After the Secretary of the Interior has designated an NHL, the NPS notifies the owner(s) (as well as the other original parties of notification) and invites the owner(s) to accept a bronze plaque, free of charge, bearing the name of the property and its year of designation. This plaque attests to a property's national significance. The plaque is presented to owners who then display it publicly and appropriately. The plaque may be presented to the owner or owners at a public ceremony by a representative of the NPS or the Department of the Interior. The NPS will contact the owner(s) regarding the bronze plaque.
The NHL Program sends the owner(s) a certificate recognizing the property's designation as a National Historic Landmark.
NHL designation implies no intention on the part of the federal government to acquire the property. Although some NHLs have later become units of the National Park System, most are not suitable for use as parks and are better cared for in the hands of other public or private owners.
To learn more about being an NHL, click here.
Forty Acres, CA:

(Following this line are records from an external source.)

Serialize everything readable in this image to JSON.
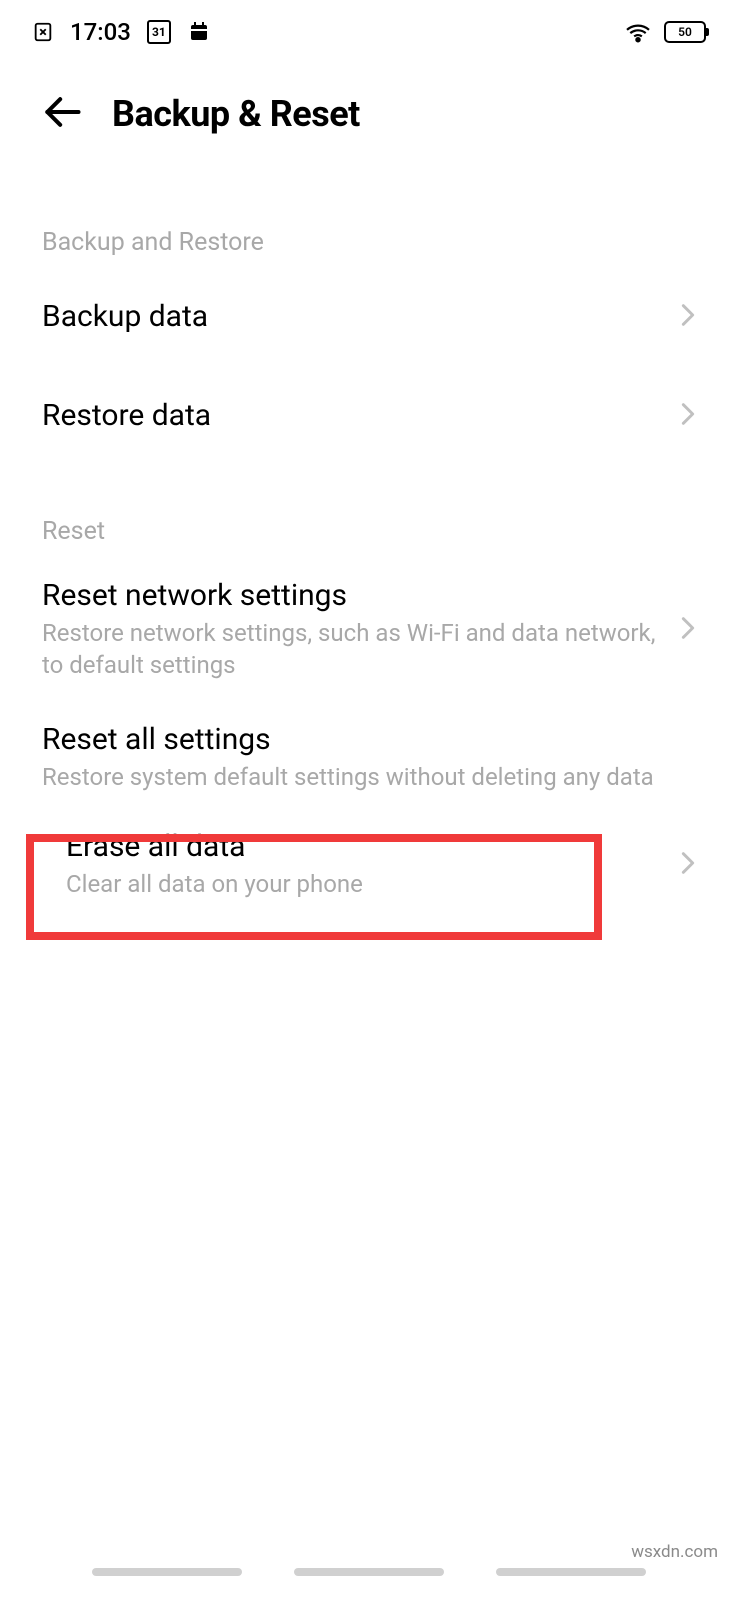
{
  "status": {
    "time": "17:03",
    "calendar_day": "31",
    "battery_label": "50"
  },
  "header": {
    "title": "Backup & Reset"
  },
  "sections": {
    "backup_header": "Backup and Restore",
    "backup_data": {
      "title": "Backup data"
    },
    "restore_data": {
      "title": "Restore data"
    },
    "reset_header": "Reset",
    "reset_network": {
      "title": "Reset network settings",
      "sub": "Restore network settings, such as Wi-Fi and data network, to default settings"
    },
    "reset_all": {
      "title": "Reset all settings",
      "sub": "Restore system default settings without deleting any data"
    },
    "erase_all": {
      "title": "Erase all data",
      "sub": "Clear all data on your phone"
    }
  },
  "watermark": "wsxdn.com"
}
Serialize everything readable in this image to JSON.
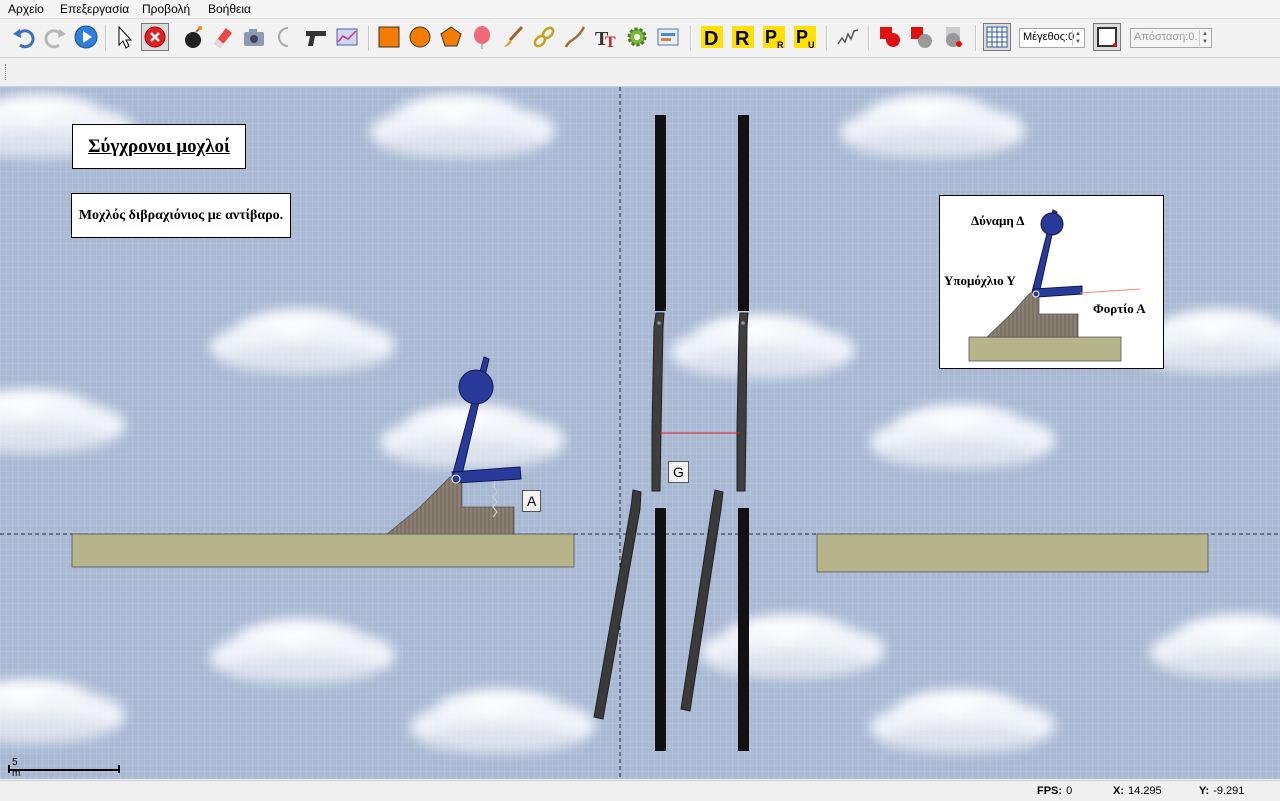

The Forty Acres holds multiple layers of extraordinary national significance for its close association with the productive career of César Chávez, the farmworker movement, and a wider range of reform movements that helped define twentieth-century American history, and in particular, the Chicano Movement. Forty Acres served as the headquarters for the first permanent agricultural labor union in the United States, the United Farmworkers of America (UFW), established for the purpose of bringing about improved working conditions for migrant workers. The union's members are responsible for the passage of the first law in the United States that recognized the collective bargaining rights of farmworkers, the California Agricultural Labor Relations Act of 1975. Chávez's first public fast, one of many movement tactics, took place at the service station resulting in national media attention for the farmworker movement and bolstering Chavez's public image.